You brush your teeth twice a day for two minutes at a time. Your floss to get bits of food out from between your teeth. You avoid sugary snacks like the plague. Yet somehow, you’re still getting cavities. Meanwhile, your friend who hardly ever flosses ends every dental checkup with a clean bill of health. What gives? According to your dentist, some people are simply more vulnerable to getting cavities than others. Let’s examine five reasons why.
What you’re eating should be the first thing you adjust in your quest to have fewer cavities. Unless you brush and floss immediately after eating, sugars and starches sit on and between the teeth and along the gumline. Bacteria in your mouth then feast on these sugars and starches, creating acid that eats away at your tooth enamel and results in cavities.
To combat this, make some simple substitutions. Swap sodas and juices for water, and sweets with low-carb fruits and vegetables like carrots, which naturally scrub your teeth clean as you chew them.
2. Tooth Shape
Your teeth, especially your molars, have deep grooves that are more vulnerable to cavities because they’re harder to clean. They are also closer to the root of the tooth, so any erosion is more likely to cause a more painful cavity. Make sure to thoroughly clean your teeth at least twice a day to prevent this destructive decay.
3. Receding Gums
If your gums recede far enough, it exposes the sensitive roots of the teeth, giving bacteria easy access. Use fluoridated toothpaste, a soft-bristled brush, and an antibacterial mouth rinse to keep your teeth and gums clean. Also, visit your dentist to make sure your receding gums are not due to a larger health issue.
4. Dry Mouth
Not having enough saliva in your mouth is detrimental to your oral health. Saliva rinses your mouth out of leftover food particles that attract cavity-causing bacteria. To make up for a lack of saliva, regularly rinse with mouthwash and drink plenty of water throughout the day.
5. Oral Bacteria
Everyone’s mouth is different, including the bacteria that make up that mouth’s environment. Some people’s natural oral bacteria are more destructive than others. If yours is particularly aggressive, it can lead to more cavities than that of someone else. To combat this, add an oral rinse to your daily dental hygiene routine. It will enhance the quality of your enamel, providing extra protection against decay.
About the Author

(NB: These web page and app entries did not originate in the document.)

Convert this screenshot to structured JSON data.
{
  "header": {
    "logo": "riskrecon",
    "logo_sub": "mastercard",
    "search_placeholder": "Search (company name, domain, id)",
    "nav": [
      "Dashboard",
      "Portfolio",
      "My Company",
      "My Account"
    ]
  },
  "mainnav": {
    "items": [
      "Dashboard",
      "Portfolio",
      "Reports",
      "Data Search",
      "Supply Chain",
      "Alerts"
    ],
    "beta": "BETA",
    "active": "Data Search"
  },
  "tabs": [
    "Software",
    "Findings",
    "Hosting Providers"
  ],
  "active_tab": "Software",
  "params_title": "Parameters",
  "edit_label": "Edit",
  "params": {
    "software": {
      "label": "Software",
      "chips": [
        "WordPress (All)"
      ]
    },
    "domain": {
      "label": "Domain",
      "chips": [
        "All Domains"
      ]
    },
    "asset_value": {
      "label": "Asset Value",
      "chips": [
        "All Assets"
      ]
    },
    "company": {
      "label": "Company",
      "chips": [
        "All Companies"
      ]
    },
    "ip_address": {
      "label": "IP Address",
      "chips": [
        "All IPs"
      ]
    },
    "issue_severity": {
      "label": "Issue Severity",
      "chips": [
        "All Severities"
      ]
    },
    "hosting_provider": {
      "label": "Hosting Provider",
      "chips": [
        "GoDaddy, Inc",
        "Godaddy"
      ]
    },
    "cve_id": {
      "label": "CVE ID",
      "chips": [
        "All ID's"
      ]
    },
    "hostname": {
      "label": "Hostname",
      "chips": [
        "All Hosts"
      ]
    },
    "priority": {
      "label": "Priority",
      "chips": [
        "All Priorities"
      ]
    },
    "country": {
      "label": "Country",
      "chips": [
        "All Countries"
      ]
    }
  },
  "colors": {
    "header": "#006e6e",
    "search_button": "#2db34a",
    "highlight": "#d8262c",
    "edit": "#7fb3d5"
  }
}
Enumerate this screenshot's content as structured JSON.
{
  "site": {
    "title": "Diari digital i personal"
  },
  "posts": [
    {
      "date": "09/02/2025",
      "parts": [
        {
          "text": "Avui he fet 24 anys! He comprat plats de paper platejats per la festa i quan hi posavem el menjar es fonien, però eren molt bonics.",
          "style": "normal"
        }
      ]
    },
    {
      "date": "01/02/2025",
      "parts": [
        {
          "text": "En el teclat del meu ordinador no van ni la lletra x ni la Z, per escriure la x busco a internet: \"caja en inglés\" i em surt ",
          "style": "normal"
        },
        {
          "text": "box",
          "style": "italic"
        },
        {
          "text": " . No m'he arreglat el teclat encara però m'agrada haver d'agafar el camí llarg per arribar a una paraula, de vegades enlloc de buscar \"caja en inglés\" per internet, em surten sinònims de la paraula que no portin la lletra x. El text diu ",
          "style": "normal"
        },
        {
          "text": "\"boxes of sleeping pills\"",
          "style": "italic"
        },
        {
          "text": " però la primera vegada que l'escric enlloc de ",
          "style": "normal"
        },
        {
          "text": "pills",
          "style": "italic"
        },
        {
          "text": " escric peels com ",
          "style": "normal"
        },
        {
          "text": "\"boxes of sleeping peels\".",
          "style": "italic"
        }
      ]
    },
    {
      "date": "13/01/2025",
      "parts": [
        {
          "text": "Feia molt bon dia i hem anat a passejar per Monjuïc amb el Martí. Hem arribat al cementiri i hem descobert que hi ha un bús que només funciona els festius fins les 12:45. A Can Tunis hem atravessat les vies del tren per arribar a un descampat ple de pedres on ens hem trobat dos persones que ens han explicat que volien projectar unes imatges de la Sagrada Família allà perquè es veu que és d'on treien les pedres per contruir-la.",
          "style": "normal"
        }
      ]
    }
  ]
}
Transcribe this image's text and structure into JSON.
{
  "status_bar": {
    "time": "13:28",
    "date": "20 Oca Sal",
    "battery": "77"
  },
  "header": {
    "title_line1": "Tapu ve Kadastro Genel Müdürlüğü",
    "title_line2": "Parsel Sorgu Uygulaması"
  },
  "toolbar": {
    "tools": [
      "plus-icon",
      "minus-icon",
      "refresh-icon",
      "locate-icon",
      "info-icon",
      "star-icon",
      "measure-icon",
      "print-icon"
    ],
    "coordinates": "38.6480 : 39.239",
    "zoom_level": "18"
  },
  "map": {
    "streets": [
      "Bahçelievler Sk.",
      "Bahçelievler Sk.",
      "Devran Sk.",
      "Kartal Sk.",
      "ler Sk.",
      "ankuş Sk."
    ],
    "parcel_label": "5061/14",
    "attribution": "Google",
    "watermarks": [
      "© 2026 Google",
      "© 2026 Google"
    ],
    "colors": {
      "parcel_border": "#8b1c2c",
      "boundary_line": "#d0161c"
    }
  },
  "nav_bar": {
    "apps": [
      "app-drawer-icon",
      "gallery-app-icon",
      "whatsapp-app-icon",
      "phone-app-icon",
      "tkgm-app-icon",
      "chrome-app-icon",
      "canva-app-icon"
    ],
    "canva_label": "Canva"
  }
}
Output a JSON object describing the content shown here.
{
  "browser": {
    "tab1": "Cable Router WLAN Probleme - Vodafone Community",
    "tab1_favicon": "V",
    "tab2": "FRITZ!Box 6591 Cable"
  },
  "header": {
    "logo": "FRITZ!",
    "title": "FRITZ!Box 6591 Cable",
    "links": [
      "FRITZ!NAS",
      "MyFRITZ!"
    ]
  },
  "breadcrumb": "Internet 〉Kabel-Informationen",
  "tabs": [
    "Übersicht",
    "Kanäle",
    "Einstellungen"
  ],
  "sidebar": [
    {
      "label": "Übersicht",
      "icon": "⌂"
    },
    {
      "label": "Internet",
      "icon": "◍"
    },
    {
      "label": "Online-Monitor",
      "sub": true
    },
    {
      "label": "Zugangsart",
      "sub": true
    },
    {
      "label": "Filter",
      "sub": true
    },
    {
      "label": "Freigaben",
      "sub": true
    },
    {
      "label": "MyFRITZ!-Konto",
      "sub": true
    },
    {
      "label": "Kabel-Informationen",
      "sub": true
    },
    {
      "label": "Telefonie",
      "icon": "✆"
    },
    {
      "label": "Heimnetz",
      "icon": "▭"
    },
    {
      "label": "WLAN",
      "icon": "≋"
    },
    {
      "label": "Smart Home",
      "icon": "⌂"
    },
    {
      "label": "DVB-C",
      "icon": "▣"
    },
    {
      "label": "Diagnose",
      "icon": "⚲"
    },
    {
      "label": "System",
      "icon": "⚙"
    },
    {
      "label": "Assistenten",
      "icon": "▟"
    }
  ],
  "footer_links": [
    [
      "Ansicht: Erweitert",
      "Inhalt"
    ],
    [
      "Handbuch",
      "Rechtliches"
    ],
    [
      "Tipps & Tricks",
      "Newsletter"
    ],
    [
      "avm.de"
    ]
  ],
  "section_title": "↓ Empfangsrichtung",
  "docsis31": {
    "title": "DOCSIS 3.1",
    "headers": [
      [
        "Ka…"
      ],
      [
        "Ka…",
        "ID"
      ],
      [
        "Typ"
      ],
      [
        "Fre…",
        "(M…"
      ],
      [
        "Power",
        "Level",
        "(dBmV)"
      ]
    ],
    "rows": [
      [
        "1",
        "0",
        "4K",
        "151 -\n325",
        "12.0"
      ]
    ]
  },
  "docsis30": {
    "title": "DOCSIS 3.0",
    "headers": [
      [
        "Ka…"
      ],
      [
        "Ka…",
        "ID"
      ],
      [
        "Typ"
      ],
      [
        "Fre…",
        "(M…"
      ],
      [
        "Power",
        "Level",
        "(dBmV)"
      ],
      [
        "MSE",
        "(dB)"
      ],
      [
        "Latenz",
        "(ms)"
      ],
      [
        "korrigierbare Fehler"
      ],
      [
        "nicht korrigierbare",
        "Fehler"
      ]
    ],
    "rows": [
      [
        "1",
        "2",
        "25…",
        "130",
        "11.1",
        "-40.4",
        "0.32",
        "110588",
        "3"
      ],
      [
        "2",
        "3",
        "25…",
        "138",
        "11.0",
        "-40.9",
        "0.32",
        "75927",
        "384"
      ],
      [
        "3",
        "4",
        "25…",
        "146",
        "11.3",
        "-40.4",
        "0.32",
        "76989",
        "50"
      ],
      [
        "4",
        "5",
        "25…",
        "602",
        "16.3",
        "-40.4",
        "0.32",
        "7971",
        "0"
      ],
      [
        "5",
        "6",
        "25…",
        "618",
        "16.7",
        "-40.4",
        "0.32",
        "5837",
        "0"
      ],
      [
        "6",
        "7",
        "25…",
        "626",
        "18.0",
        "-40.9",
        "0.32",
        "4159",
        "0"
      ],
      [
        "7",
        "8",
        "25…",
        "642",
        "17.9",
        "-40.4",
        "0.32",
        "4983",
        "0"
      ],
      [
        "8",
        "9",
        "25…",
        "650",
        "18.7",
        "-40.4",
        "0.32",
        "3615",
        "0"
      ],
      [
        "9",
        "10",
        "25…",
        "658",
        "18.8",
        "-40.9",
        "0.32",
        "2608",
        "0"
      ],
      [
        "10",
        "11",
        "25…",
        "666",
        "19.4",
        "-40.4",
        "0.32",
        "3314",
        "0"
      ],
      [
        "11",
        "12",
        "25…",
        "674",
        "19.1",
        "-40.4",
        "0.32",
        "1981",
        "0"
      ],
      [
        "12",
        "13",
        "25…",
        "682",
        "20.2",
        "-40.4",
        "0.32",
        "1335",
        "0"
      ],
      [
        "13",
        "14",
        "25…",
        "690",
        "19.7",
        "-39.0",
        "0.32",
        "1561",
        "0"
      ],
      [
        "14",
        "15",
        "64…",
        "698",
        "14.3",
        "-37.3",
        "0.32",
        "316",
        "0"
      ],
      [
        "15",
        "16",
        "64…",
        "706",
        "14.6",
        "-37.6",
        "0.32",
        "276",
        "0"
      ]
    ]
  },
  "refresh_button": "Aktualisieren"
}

Dr. Raj Vekariya earned a dental degree in India before moving to the United States and attending New York University’s College of Dentistry. Currently, he practices at Center One Dental in Canonsburg, PA. One of his largest priorities is helping patients feel comfortable in the dental chair. If you are prone to cavities, he will not judge you for the state of your mouth. He will simply heal you quickly and smoothly. To learn more, contact Dr. Raj at (724) 300-3700.